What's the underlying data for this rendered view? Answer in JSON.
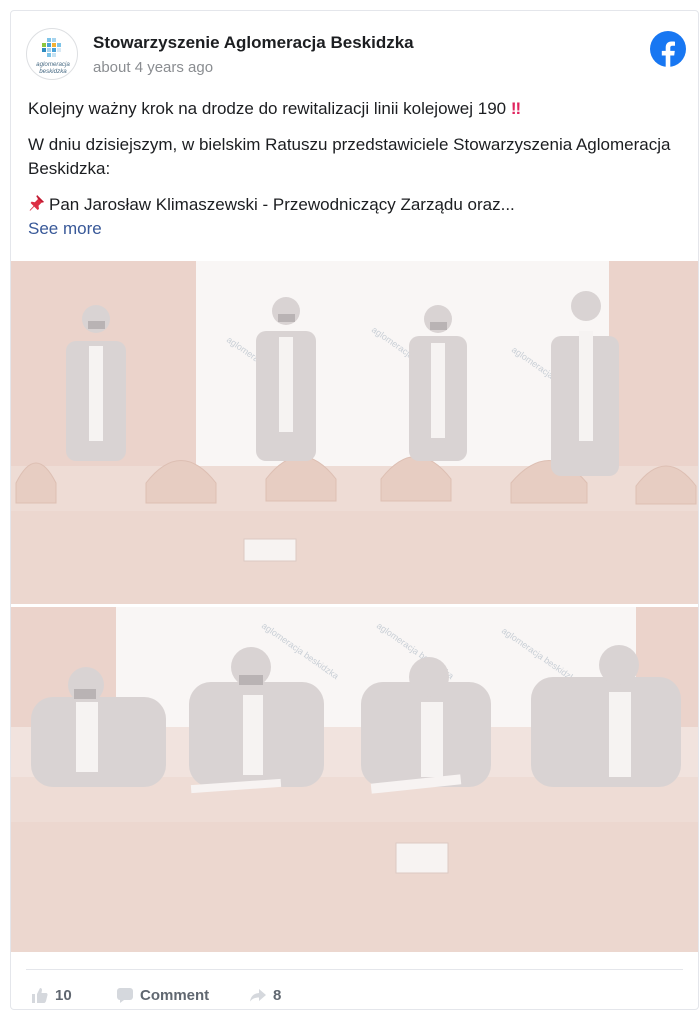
{
  "post": {
    "page_name": "Stowarzyszenie Aglomeracja Beskidzka",
    "timestamp": "about 4 years ago",
    "avatar_text_line1": "aglomeracja",
    "avatar_text_line2": "beskidzka",
    "paragraph1": "Kolejny ważny krok na drodze do rewitalizacji linii kolejowej 190",
    "paragraph1_emoji": "‼",
    "paragraph2": "W dniu dzisiejszym, w bielskim Ratuszu przedstawiciele Stowarzyszenia Aglomeracja Beskidzka:",
    "paragraph3": "Pan Jarosław Klimaszewski - Przewodniczący Zarządu oraz...",
    "see_more": "See more"
  },
  "photos": {
    "backdrop_text": "aglomeracja beskidzka"
  },
  "actions": {
    "likes_count": "10",
    "comment_label": "Comment",
    "shares_count": "8"
  },
  "colors": {
    "brand_blue": "#1877f2",
    "link": "#385898",
    "accent_red": "#e0245e"
  },
  "icons": {
    "facebook": "facebook-icon",
    "pin": "pushpin-icon",
    "like": "thumbs-up-icon",
    "comment": "comment-icon",
    "share": "share-icon"
  }
}
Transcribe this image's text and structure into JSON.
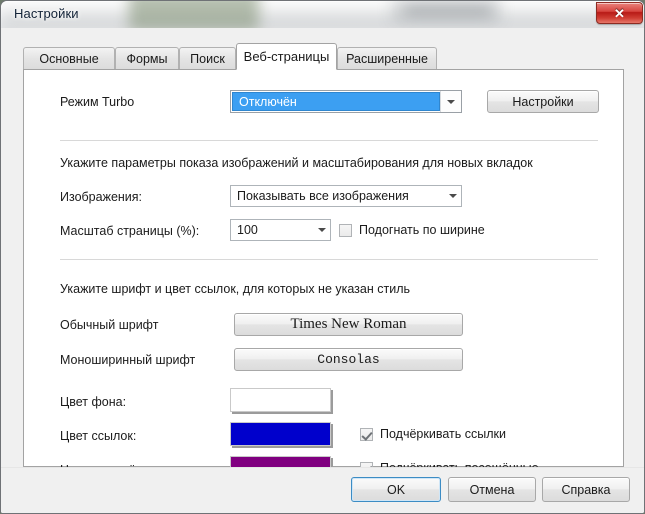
{
  "window": {
    "title": "Настройки",
    "close_label": "✕"
  },
  "tabs": [
    {
      "label": "Основные",
      "active": false
    },
    {
      "label": "Формы",
      "active": false
    },
    {
      "label": "Поиск",
      "active": false
    },
    {
      "label": "Веб-страницы",
      "active": true
    },
    {
      "label": "Расширенные",
      "active": false
    }
  ],
  "turbo": {
    "label": "Режим Turbo",
    "value": "Отключён",
    "settings_button": "Настройки"
  },
  "images_section": {
    "note": "Укажите параметры показа изображений и масштабирования для новых вкладок",
    "images_label": "Изображения:",
    "images_value": "Показывать все изображения",
    "scale_label": "Масштаб страницы (%):",
    "scale_value": "100",
    "fit_width_label": "Подогнать по ширине",
    "fit_width_checked": false
  },
  "fonts_section": {
    "note": "Укажите шрифт и цвет ссылок, для которых не указан стиль",
    "normal_font_label": "Обычный шрифт",
    "normal_font_value": "Times New Roman",
    "mono_font_label": "Моноширинный шрифт",
    "mono_font_value": "Consolas"
  },
  "colors_section": {
    "background_label": "Цвет фона:",
    "background_color": "#ffffff",
    "link_label": "Цвет ссылок:",
    "link_color": "#0000cc",
    "visited_label": "Цвет посещённых ссылок:",
    "visited_color": "#800080",
    "underline_links_label": "Подчёркивать ссылки",
    "underline_links_checked": true,
    "underline_visited_label": "Подчёркивать посещённые",
    "underline_visited_checked": true
  },
  "footer": {
    "ok": "OK",
    "cancel": "Отмена",
    "help": "Справка"
  }
}
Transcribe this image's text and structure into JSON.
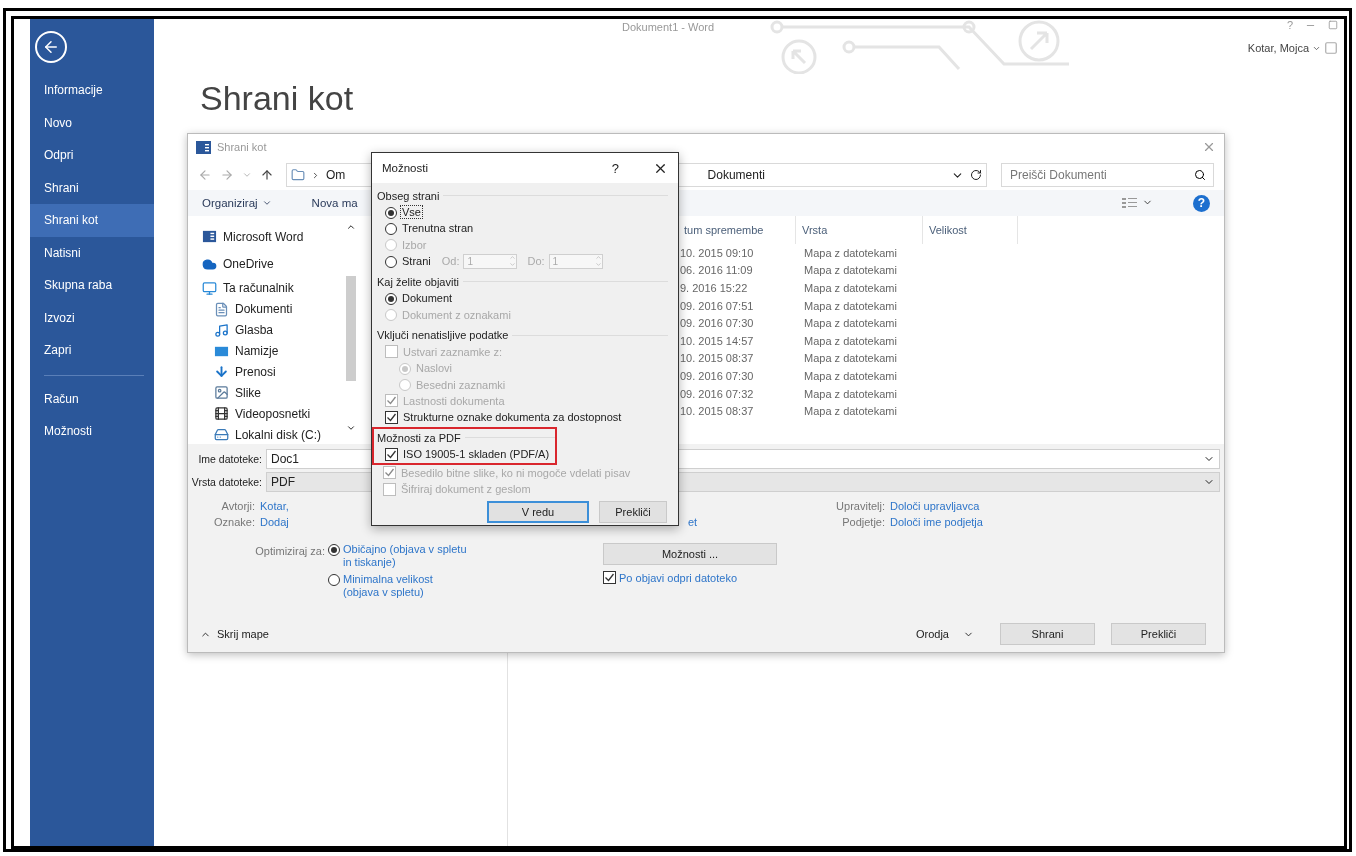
{
  "window": {
    "title": "Dokument1 - Word",
    "help": "?",
    "account": "Kotar, Mojca"
  },
  "backstage_nav": {
    "sections": [
      {
        "items": [
          {
            "label": "Informacije",
            "selected": false
          },
          {
            "label": "Novo",
            "selected": false
          },
          {
            "label": "Odpri",
            "selected": false
          },
          {
            "label": "Shrani",
            "selected": false
          },
          {
            "label": "Shrani kot",
            "selected": true
          },
          {
            "label": "Natisni",
            "selected": false
          },
          {
            "label": "Skupna raba",
            "selected": false
          },
          {
            "label": "Izvozi",
            "selected": false
          },
          {
            "label": "Zapri",
            "selected": false
          }
        ]
      },
      {
        "items": [
          {
            "label": "Račun",
            "selected": false
          },
          {
            "label": "Možnosti",
            "selected": false
          }
        ]
      }
    ]
  },
  "heading": "Shrani kot",
  "save_dialog": {
    "title": "Shrani kot",
    "breadcrumb": [
      "Om",
      "Dokumenti"
    ],
    "search": {
      "placeholder": "Preišči Dokumenti"
    },
    "toolbar": {
      "organize": "Organiziraj",
      "new_folder": "Nova ma",
      "help": "?"
    },
    "nav_pane": [
      {
        "label": "Microsoft Word"
      },
      {
        "label": "OneDrive"
      },
      {
        "label": "Ta računalnik",
        "children": [
          {
            "label": "Dokumenti"
          },
          {
            "label": "Glasba"
          },
          {
            "label": "Namizje"
          },
          {
            "label": "Prenosi"
          },
          {
            "label": "Slike"
          },
          {
            "label": "Videoposnetki"
          },
          {
            "label": "Lokalni disk (C:)"
          }
        ]
      }
    ],
    "columns": [
      "tum spremembe",
      "Vrsta",
      "Velikost"
    ],
    "rows": [
      {
        "date": "10. 2015 09:10",
        "type": "Mapa z datotekami"
      },
      {
        "date": "06. 2016 11:09",
        "type": "Mapa z datotekami"
      },
      {
        "date": "9. 2016 15:22",
        "type": "Mapa z datotekami"
      },
      {
        "date": "09. 2016 07:51",
        "type": "Mapa z datotekami"
      },
      {
        "date": "09. 2016 07:30",
        "type": "Mapa z datotekami"
      },
      {
        "date": "10. 2015 14:57",
        "type": "Mapa z datotekami"
      },
      {
        "date": "10. 2015 08:37",
        "type": "Mapa z datotekami"
      },
      {
        "date": "09. 2016 07:30",
        "type": "Mapa z datotekami"
      },
      {
        "date": "09. 2016 07:32",
        "type": "Mapa z datotekami"
      },
      {
        "date": "10. 2015 08:37",
        "type": "Mapa z datotekami"
      }
    ],
    "file_name": {
      "label": "Ime datoteke:",
      "value": "Doc1"
    },
    "file_type": {
      "label": "Vrsta datoteke:",
      "value": "PDF"
    },
    "meta_left": [
      {
        "label": "Avtorji:",
        "value": "Kotar,"
      },
      {
        "label": "Oznake:",
        "value": "Dodaj"
      }
    ],
    "meta_middle": "et",
    "meta_right": [
      {
        "label": "Upravitelj:",
        "value": "Določi upravljavca"
      },
      {
        "label": "Podjetje:",
        "value": "Določi ime podjetja"
      }
    ],
    "optimize": {
      "label": "Optimiziraj za:",
      "options": [
        {
          "label": "Običajno (objava v spletu in tiskanje)",
          "selected": true
        },
        {
          "label": "Minimalna velikost (objava v spletu)",
          "selected": false
        }
      ]
    },
    "options_button": "Možnosti ...",
    "open_after": {
      "label": "Po objavi odpri datoteko",
      "checked": true
    },
    "hide_folders": "Skrij mape",
    "tools": "Orodja",
    "buttons": [
      "Shrani",
      "Prekliči"
    ]
  },
  "options_dialog": {
    "title": "Možnosti",
    "help": "?",
    "groups": [
      {
        "title": "Obseg strani",
        "highlighted": false,
        "items": [
          {
            "kind": "radio",
            "label": "Vse",
            "selected": true,
            "disabled": false,
            "focused": true
          },
          {
            "kind": "radio",
            "label": "Trenutna stran",
            "selected": false,
            "disabled": false,
            "focused": false
          },
          {
            "kind": "radio",
            "label": "Izbor",
            "selected": false,
            "disabled": true,
            "focused": false
          },
          {
            "kind": "range",
            "label": "Strani",
            "selected": false,
            "disabled": false,
            "focused": false,
            "from_label": "Od:",
            "from": "1",
            "to_label": "Do:",
            "to": "1"
          }
        ]
      },
      {
        "title": "Kaj želite objaviti",
        "highlighted": false,
        "items": [
          {
            "kind": "radio",
            "label": "Dokument",
            "selected": true,
            "disabled": false,
            "focused": false
          },
          {
            "kind": "radio",
            "label": "Dokument z oznakami",
            "selected": false,
            "disabled": true,
            "focused": false
          }
        ]
      },
      {
        "title": "Vključi nenatisljive podatke",
        "highlighted": false,
        "items": [
          {
            "kind": "checkbox",
            "label": "Ustvari zaznamke z:",
            "checked": false,
            "disabled": true,
            "children": [
              {
                "kind": "radio",
                "label": "Naslovi",
                "selected": true,
                "disabled": true,
                "focused": false
              },
              {
                "kind": "radio",
                "label": "Besedni zaznamki",
                "selected": false,
                "disabled": true,
                "focused": false
              }
            ]
          },
          {
            "kind": "checkbox",
            "label": "Lastnosti dokumenta",
            "checked": true,
            "disabled": true
          },
          {
            "kind": "checkbox",
            "label": "Strukturne oznake dokumenta za dostopnost",
            "checked": true,
            "disabled": false
          }
        ]
      },
      {
        "title": "Možnosti za PDF",
        "highlighted": true,
        "items": [
          {
            "kind": "checkbox",
            "label": "ISO 19005-1 skladen (PDF/A)",
            "checked": true,
            "disabled": false
          },
          {
            "kind": "checkbox",
            "label": "Besedilo bitne slike, ko ni mogoče vdelati pisav",
            "checked": true,
            "disabled": true
          },
          {
            "kind": "checkbox",
            "label": "Šifriraj dokument z geslom",
            "checked": false,
            "disabled": true
          }
        ]
      }
    ],
    "buttons": [
      {
        "label": "V redu",
        "default": true
      },
      {
        "label": "Prekliči",
        "default": false
      }
    ]
  }
}
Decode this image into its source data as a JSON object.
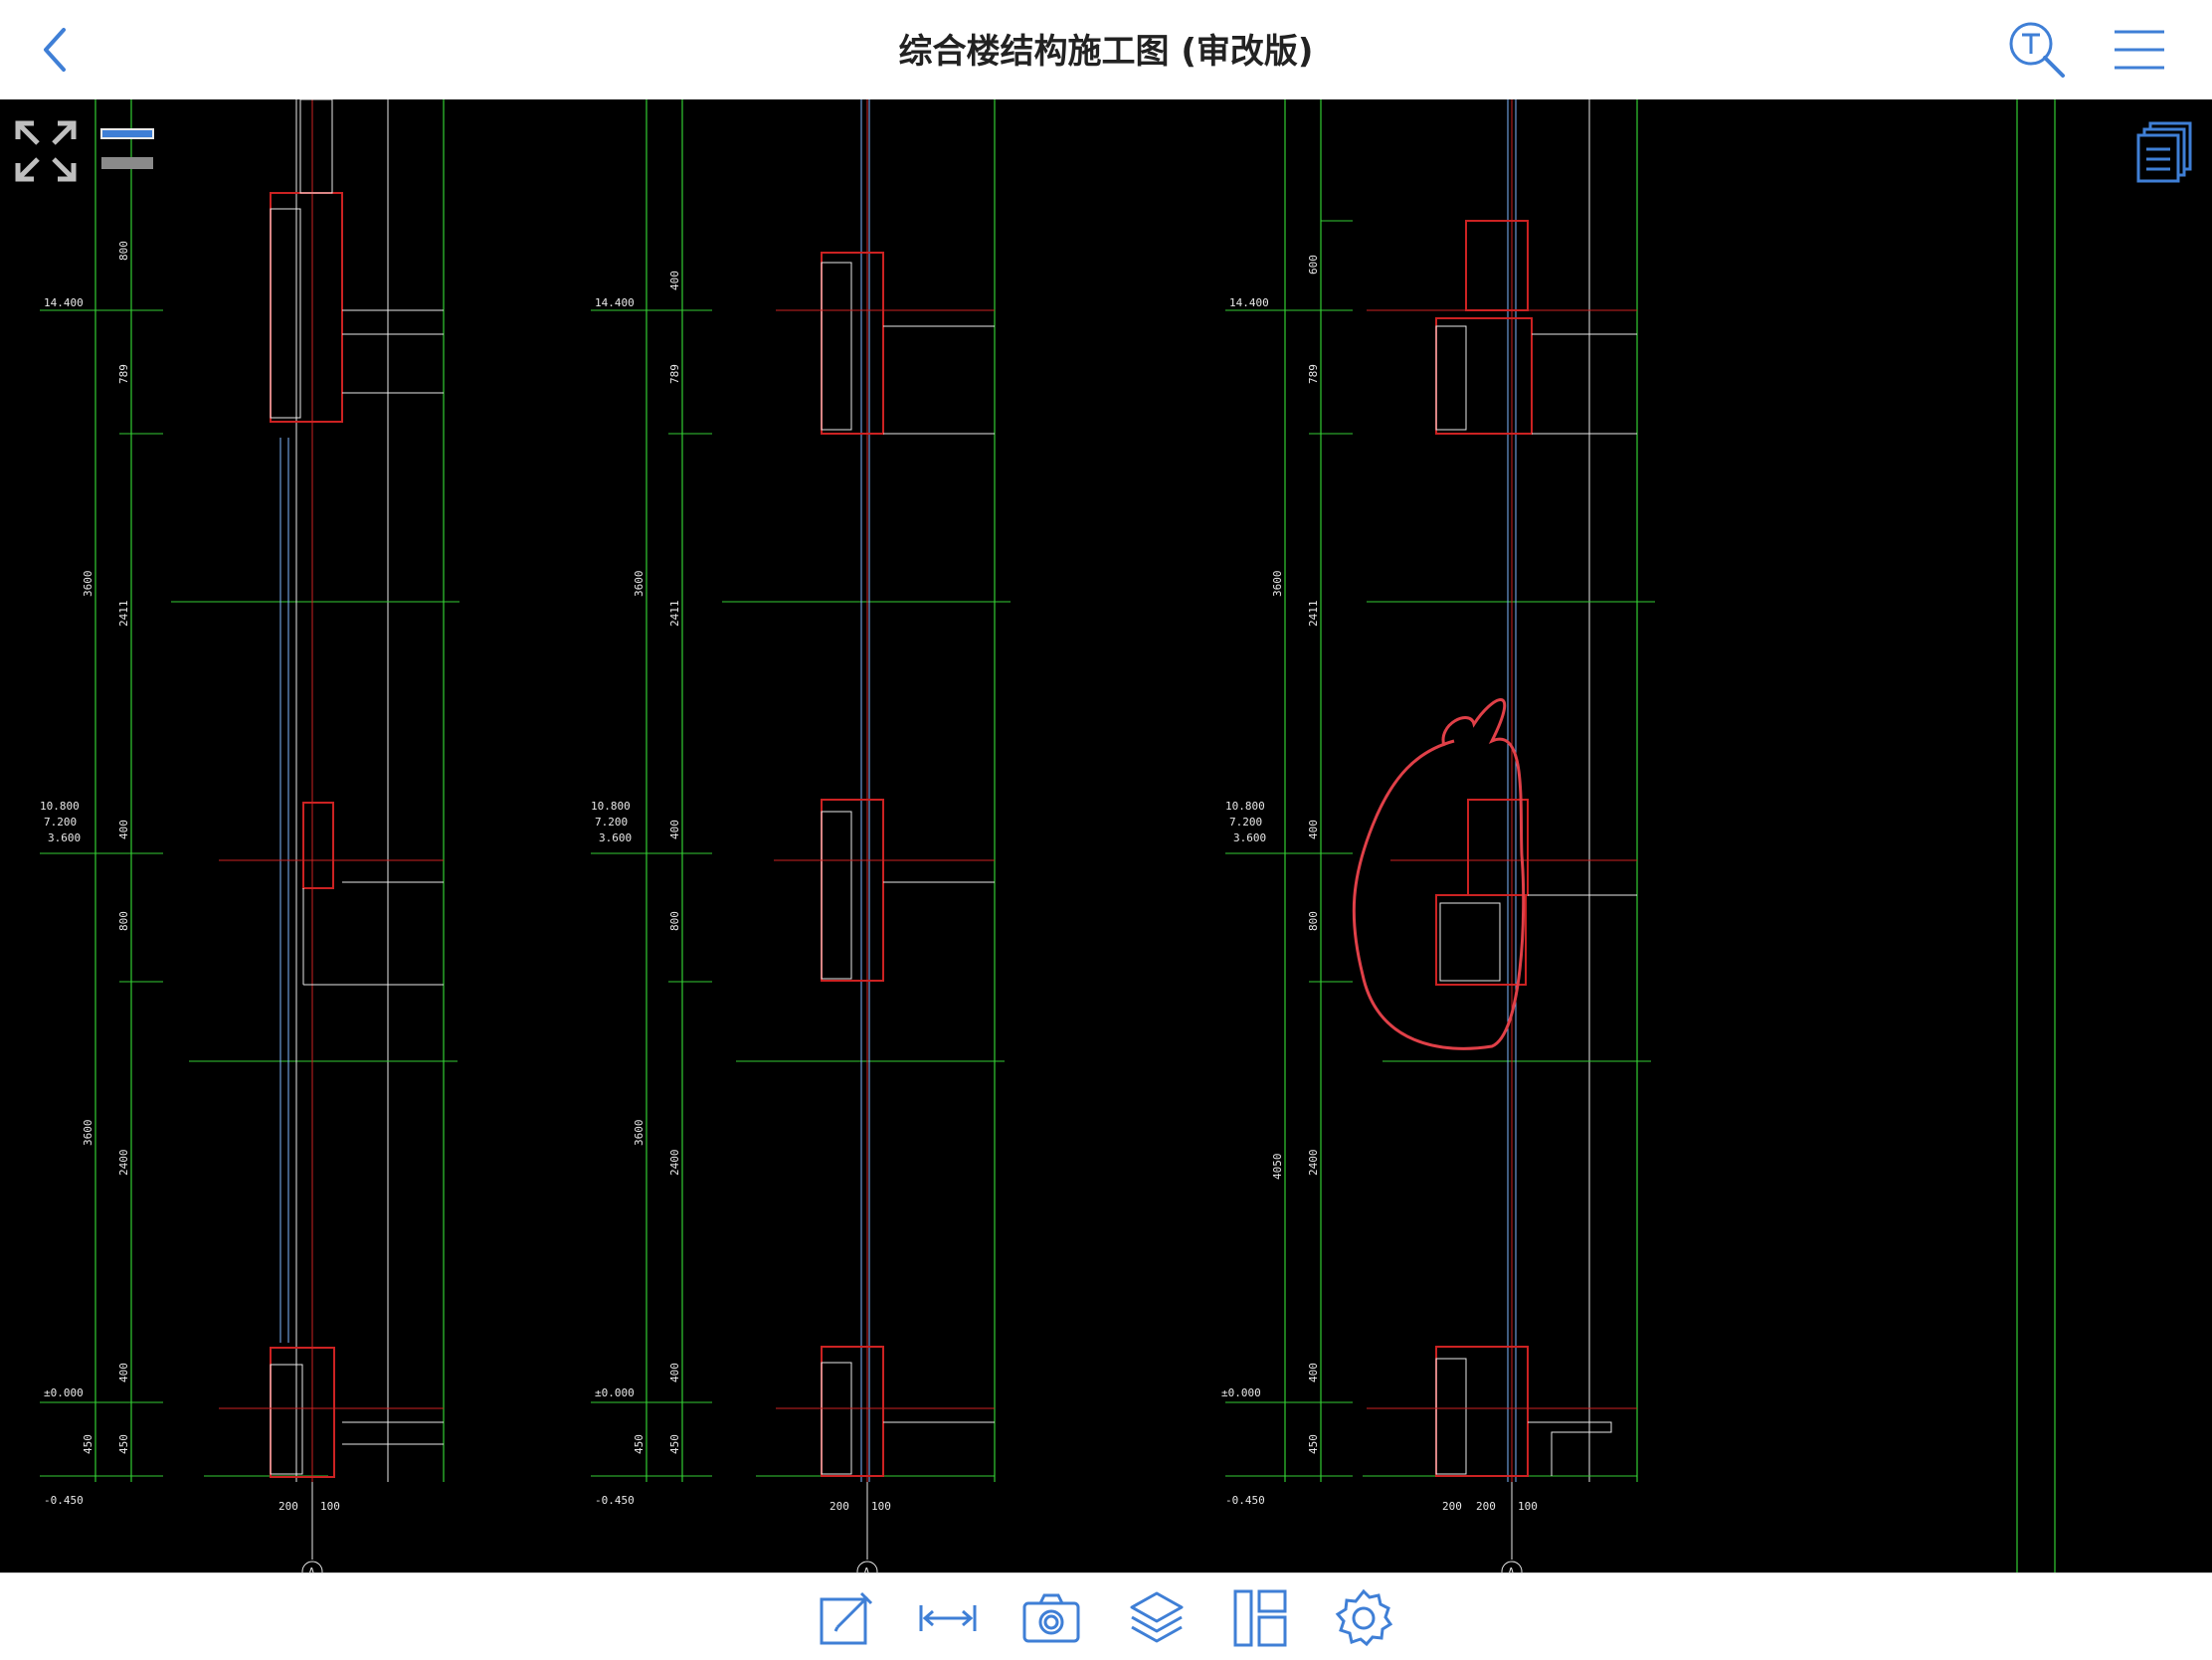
{
  "header": {
    "title": "综合楼结构施工图 (审改版)",
    "back_icon": "chevron-left-icon",
    "search_icon": "text-search-icon",
    "menu_icon": "hamburger-menu-icon"
  },
  "colors": {
    "accent": "#3f7fd6",
    "canvas_bg": "#000000",
    "cad_green": "#33cc33",
    "cad_red": "#cc2222",
    "cad_white": "#e8e8e8",
    "markup_red": "#e04048"
  },
  "canvas_controls": {
    "fullscreen_icon": "expand-arrows-icon",
    "layer_toggle_icon": "toggle-bars-icon",
    "pages_icon": "stacked-pages-icon"
  },
  "drawing": {
    "sections": [
      {
        "elev_top": "14.400",
        "elev_mid_1": "10.800",
        "elev_mid_2": "7.200",
        "elev_mid_3": "3.600",
        "elev_zero": "±0.000",
        "elev_bottom": "-0.450",
        "dim_outer_1": "3600",
        "dim_outer_2": "3600",
        "dims_inner": [
          "800",
          "789",
          "2411",
          "400",
          "800",
          "2400",
          "400",
          "450",
          "450"
        ],
        "bottom_dims": [
          "200",
          "100"
        ],
        "axis": "A"
      },
      {
        "elev_top": "14.400",
        "elev_mid_1": "10.800",
        "elev_mid_2": "7.200",
        "elev_mid_3": "3.600",
        "elev_zero": "±0.000",
        "elev_bottom": "-0.450",
        "dim_outer_1": "3600",
        "dim_outer_2": "3600",
        "dims_inner": [
          "400",
          "789",
          "2411",
          "400",
          "800",
          "2400",
          "400",
          "450",
          "450"
        ],
        "bottom_dims": [
          "200",
          "100"
        ],
        "axis": "A"
      },
      {
        "elev_top": "14.400",
        "elev_mid_1": "10.800",
        "elev_mid_2": "7.200",
        "elev_mid_3": "3.600",
        "elev_zero": "±0.000",
        "elev_bottom": "-0.450",
        "dim_outer_1": "3600",
        "dim_outer_2": "4050",
        "dims_inner": [
          "600",
          "789",
          "2411",
          "400",
          "800",
          "2400",
          "400",
          "450"
        ],
        "bottom_dims": [
          "200",
          "200",
          "100"
        ],
        "axis": "A"
      }
    ]
  },
  "toolbar": [
    {
      "name": "markup-tool",
      "icon": "pencil-edit-icon"
    },
    {
      "name": "measure-tool",
      "icon": "measure-arrows-icon"
    },
    {
      "name": "snapshot-tool",
      "icon": "camera-icon"
    },
    {
      "name": "layers-tool",
      "icon": "layers-icon"
    },
    {
      "name": "layout-tool",
      "icon": "layout-panels-icon"
    },
    {
      "name": "settings-tool",
      "icon": "gear-icon"
    }
  ]
}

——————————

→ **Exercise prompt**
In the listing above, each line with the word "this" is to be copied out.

→ **Task result**
What's the underlying data for this rendered view? Answer in JSON.
Transcribe this image's text and structure into JSON.
Transcribe this image's text and structure into JSON.
Decode this image into its source data as a JSON object.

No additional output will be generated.